Setting a Vision for the Future

As the bustle of the after-school and after-work hours wound down for the night, I found my eight-year-old daughter in tears in her bedroom. She was hunched over her sketch pad. Colored pencils and multiple versions of self-portraits were spread all over the desk. When I asked her what was going on, she replied, “I’m just not an artist!” My immediate maternal instinct was to shower her with reassurance about how amazing she is, how much artistic talent she has, how masterfully she uses color in her drawings. But then I remembered a recent conversation I had about envisioning language with a co-worker, Ellie. And I stopped myself.

Ellie Cornecelli—former elementary and middle school art teacher and a Responsive Classroom program developer— shared that each year, as she welcomed students into her studio space, she was faced with some students whose mindset was “Artists are just people who paint and I’m not one of them.” To set a vision for all students that they were indeed artists, each with their own perspective, skills, and creative ideas, she started the year by establishing positive thinking habits through envisioning language, telling students, “Artists need two things: an idea to express and tools to express their ideas.” Envisioning language helps students see themselves achieving in ways that are beyond what they already know they can do—in the case of Ellie’s students, thinking of themselves as artists, regardless of their skill level or prior knowledge of art.

One of the beliefs underlying the Responsive Classroom approach to teaching is that all students can learn and want to learn, and envisioning language reinforces this message. Ellie told me how she conveyed this belief to her students using statements like, “In this class, we will work responsibly and quietly so we can all be creative.” In addition, she used envisioning language to engage students in problem-solving: “When artists encounter problems, they persist and find a solution. I’ll be looking for all the ways you find solutions to problems today.” Ellie’s language conveyed her faith in the students’ ability to work through learning new techniques and to persevere through challenges.

After seeing the positive impact it had on students’ confidence, Ellie started using envisioning language to create class vision statements from students’ individual visions. Ellie posed these questions to her art classes: “What do we want this space to be like?” and “What are we going to do together to create a space where everyone’s creative flow is respected?” At the elementary level, students were invited to share their vision for themselves as artists with the rest of the class. Middle school students reflected on their vision, wrote it down, and shared it privately with Ellie. In both cases, from the individual statements a class vision statement was created that both students and Ellie could refer back to. By the end of the year, Ellie saw a shift both in students’ mindsets around art, and in how they approached their goals.

As I stood at my daughter’s desk and reflected on my conversation with Ellie, I realized that I was about to dole out praise that was not helpful in setting her up for future success. What ended up coming out of my mouth was this: “Let’s think like an artist. What tools do you need to do your best creative work? What does your space need to look and feel like?” This interaction concluded with a plan to visit the local craft store with my budding artist!

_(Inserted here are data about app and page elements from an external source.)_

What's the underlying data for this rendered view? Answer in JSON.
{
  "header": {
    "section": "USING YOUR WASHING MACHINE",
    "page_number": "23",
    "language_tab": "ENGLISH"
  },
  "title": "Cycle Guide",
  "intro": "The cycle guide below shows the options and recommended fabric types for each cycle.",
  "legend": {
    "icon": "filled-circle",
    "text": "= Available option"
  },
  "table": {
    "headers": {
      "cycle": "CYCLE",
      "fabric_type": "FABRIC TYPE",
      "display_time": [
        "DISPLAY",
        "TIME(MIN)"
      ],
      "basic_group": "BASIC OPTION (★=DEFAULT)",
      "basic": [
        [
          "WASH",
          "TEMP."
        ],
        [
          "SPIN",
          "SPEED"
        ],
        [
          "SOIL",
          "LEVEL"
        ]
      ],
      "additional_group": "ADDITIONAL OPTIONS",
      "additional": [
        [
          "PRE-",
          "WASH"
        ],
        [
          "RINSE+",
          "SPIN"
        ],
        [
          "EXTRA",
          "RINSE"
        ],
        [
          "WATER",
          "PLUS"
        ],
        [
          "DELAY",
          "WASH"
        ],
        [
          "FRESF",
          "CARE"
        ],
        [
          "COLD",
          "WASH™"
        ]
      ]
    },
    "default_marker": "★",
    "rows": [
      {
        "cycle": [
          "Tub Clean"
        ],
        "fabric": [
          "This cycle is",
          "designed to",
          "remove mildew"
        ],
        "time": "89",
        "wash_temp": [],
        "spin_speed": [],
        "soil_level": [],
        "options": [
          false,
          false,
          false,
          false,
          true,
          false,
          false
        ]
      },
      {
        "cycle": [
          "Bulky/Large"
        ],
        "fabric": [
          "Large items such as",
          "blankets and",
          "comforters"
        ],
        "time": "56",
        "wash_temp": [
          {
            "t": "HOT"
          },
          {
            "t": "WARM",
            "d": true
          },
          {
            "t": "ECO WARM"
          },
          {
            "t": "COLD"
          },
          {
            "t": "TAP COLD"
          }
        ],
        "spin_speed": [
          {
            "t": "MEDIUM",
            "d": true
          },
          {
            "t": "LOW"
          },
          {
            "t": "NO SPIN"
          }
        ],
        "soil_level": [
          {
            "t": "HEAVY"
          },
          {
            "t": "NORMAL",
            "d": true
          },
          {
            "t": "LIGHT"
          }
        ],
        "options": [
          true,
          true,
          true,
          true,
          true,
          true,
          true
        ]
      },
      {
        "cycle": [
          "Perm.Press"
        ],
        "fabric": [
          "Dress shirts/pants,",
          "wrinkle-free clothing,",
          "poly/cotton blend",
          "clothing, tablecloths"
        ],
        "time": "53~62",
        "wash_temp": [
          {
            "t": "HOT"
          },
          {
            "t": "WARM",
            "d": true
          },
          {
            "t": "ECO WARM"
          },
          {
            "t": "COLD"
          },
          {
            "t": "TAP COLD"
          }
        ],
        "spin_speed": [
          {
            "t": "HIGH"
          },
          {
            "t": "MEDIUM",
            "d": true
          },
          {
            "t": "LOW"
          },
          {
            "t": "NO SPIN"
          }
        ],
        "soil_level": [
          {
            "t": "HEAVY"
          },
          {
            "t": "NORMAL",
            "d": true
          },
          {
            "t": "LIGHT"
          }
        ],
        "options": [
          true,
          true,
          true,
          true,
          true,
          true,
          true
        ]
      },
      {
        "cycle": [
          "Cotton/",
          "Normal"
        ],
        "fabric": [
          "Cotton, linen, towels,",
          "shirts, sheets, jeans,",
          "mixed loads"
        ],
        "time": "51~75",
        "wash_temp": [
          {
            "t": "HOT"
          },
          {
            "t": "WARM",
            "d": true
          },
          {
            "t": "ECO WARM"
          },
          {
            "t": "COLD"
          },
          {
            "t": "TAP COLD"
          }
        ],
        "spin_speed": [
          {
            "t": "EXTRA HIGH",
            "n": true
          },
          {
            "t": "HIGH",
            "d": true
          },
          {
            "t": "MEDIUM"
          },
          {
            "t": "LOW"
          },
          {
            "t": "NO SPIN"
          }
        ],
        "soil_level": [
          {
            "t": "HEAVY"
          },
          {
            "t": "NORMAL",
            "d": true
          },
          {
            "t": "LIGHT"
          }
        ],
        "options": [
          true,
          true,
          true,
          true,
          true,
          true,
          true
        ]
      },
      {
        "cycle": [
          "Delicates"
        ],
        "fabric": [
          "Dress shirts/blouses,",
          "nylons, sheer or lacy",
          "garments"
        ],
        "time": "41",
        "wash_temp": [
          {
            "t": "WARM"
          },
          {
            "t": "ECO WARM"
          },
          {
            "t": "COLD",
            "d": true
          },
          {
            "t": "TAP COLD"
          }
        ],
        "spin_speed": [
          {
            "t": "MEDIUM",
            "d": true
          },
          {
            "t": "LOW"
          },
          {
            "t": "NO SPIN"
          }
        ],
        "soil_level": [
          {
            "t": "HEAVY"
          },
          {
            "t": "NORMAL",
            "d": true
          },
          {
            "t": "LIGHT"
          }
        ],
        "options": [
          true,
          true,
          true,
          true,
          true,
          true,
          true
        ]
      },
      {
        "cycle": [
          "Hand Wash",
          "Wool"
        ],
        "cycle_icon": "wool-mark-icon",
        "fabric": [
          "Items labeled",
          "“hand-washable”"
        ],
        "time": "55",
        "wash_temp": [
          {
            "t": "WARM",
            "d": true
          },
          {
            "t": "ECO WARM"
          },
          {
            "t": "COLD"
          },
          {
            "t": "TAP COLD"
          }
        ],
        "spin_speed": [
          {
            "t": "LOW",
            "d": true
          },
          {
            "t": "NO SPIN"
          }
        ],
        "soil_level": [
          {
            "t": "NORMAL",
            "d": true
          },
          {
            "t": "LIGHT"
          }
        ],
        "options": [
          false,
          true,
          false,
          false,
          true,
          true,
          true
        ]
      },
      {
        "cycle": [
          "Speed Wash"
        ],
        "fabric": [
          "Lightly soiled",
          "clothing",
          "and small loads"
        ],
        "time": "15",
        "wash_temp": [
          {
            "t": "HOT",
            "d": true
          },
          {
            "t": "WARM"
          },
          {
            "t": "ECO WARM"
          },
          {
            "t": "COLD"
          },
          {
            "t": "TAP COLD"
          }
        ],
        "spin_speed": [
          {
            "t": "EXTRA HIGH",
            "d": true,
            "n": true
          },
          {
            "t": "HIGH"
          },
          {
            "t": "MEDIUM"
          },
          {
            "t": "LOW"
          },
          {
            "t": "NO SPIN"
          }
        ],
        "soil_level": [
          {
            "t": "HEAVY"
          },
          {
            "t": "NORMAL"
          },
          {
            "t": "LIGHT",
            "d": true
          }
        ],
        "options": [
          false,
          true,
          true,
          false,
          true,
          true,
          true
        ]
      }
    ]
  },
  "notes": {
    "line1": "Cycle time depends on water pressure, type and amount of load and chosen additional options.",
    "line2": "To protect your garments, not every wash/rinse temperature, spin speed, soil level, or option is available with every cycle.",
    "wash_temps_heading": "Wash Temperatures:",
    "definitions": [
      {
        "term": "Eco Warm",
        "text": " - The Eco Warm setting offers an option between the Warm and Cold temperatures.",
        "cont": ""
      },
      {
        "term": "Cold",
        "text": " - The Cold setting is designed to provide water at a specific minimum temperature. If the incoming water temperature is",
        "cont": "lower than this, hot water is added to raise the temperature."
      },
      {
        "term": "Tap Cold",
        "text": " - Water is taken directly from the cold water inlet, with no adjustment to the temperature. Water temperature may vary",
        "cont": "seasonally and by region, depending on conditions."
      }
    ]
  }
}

Any student can become frustrated when they encounter tasks and academic areas that they perceive they’re not good at. It’s our responsibility as educators to set a positive vision for them, to teach them the power of perseverance, and to facilitate their journey toward reaching their fullest potential. As educators, we are in the business of inspiring hope and of setting a vision for the future.

Allison Henry is a former educator and school counselor, and is now the Director of Marketing and Client Services at the Center for Responsive Schools.

To learn more about the power of envisioning language:

Power of Our Words

The Power of Our Words for Middle School

Tags: Empathy, Encouragement, Envisioning Language, Hopes and Dreams/Learning Goals, Special Areas